With a new De Profundis album on the way and many other new musical projects on the horizon I wanted to see what exactly runs through his mind during the recording process, furthermore, what his overall approach to it is. “Because I’m playing fretless, I like to have a guide guitar track laid down for me to record to, mainly for pitching. But I like to just hit that groove and record with the drums, so I always make sure the kick and snare are the loudest things I can hear. I’m always listening for subtleties in the drums and I know in the recording process Nick (our drummer) will often come up with original fills, which I’m sometimes keen on going back in and overdubbing with a bass fill to give it more power and presence. I try to go into the studio with about 90% certainty about what I’m going to play, because the studio itself often inspires new ideas in me or drummers, so it gives space to adapt to any changes as they happen. The songs will be fully written, but I like the space to improvise some icing on the cake! I generally have a completely flat sound when I record and play, which I find helps my fretless really cut through in the mix and gives me much more control over the subtleties of the notes. My concept is that I want my bass to sound how it does unplugged – but louder! I like to let my hands shape the tone. Obviously afterwards, the bass will be mixed to find a good space among the other instruments, but I don’t like it to sound too far away from the originally recorded sound”
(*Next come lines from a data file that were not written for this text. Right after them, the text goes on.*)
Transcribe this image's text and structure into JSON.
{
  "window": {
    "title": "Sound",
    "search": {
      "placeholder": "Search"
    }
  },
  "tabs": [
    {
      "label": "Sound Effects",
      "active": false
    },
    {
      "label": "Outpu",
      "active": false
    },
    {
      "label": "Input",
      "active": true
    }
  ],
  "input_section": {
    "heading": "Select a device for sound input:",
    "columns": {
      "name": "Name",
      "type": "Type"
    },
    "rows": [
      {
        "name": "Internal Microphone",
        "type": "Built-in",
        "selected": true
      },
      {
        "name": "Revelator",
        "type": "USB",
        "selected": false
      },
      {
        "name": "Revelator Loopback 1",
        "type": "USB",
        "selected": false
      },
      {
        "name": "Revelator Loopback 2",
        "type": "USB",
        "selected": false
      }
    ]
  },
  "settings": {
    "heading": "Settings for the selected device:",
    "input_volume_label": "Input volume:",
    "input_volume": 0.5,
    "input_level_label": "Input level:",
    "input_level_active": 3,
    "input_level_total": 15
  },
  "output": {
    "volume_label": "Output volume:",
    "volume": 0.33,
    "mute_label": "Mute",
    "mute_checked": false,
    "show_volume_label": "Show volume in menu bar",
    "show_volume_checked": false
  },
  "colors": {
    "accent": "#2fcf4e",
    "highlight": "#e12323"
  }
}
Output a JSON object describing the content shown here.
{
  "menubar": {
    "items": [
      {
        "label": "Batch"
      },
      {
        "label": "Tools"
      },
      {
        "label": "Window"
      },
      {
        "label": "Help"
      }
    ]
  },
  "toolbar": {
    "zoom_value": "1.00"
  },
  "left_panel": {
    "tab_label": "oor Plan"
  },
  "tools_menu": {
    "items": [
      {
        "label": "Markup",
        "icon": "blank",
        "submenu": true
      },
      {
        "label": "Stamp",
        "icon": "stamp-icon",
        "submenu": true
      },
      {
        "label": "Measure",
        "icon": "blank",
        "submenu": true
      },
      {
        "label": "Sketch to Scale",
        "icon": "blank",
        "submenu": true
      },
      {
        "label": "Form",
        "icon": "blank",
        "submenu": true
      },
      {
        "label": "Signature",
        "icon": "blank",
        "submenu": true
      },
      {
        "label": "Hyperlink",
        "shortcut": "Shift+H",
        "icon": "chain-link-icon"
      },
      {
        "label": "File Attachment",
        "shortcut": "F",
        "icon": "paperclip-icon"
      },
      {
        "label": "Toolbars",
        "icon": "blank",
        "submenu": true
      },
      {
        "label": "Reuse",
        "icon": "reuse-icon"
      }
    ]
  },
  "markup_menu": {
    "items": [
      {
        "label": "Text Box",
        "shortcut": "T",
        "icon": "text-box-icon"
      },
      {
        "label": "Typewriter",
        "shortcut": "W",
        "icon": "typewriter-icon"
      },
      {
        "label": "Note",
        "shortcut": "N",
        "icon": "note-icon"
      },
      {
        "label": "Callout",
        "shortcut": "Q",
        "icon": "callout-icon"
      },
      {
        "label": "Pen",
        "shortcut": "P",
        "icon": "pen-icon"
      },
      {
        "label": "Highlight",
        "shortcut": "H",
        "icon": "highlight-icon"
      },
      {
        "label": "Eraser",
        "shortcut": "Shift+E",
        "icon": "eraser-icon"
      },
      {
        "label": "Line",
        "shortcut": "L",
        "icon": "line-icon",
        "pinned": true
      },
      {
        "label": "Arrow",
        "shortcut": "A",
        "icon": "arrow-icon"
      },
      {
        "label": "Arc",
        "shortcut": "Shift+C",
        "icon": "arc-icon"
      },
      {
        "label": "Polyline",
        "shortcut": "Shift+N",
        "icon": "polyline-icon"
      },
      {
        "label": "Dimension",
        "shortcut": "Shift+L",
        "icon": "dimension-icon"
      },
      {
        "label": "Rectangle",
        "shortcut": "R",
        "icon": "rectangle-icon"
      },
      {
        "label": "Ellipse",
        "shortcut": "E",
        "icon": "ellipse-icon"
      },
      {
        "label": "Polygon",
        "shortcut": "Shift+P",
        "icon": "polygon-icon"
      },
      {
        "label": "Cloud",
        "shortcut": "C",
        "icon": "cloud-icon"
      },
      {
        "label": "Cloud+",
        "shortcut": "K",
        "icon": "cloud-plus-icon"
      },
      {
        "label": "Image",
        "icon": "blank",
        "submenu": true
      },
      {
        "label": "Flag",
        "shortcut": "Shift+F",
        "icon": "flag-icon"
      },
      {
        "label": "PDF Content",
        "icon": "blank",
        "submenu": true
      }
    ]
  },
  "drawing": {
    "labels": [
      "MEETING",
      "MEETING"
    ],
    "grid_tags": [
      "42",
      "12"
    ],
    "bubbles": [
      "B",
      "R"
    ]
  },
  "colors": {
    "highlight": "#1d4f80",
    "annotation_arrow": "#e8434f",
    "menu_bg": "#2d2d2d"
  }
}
As our interview came to a close I saw fit to find out something about Arran that most people probably don’t know. Something per say aside from his bass playing that makes Arran McSporran the person that he is and what we hear from him through his music. That being said Arran left me with this “I did martial arts when I was younger, but was never interested in the competitive element, as I was more attracted in pushing myself to do what I had previously found impossible. Some time later I realized that the discipline I had gained from practicing the same exercise, for many hours a day, had transferred across to my bass practicing, which I found very interesting. I am also an autodidact and am always trying to discover more information about historical, philosophic and scientific topics that interest me.”
McSporran continues to forge his own style and voice on the bass guitar, even beyond those before him. With an ear for phrasing and sensitivity, and bass lines often riddled with a theoretical jazz influence, McSporran continues to carry the spirit of virtuosic and sometimes even experimental progressive rock on his shoulders and there is nothing that can be done to stop him. Then again why would we want to?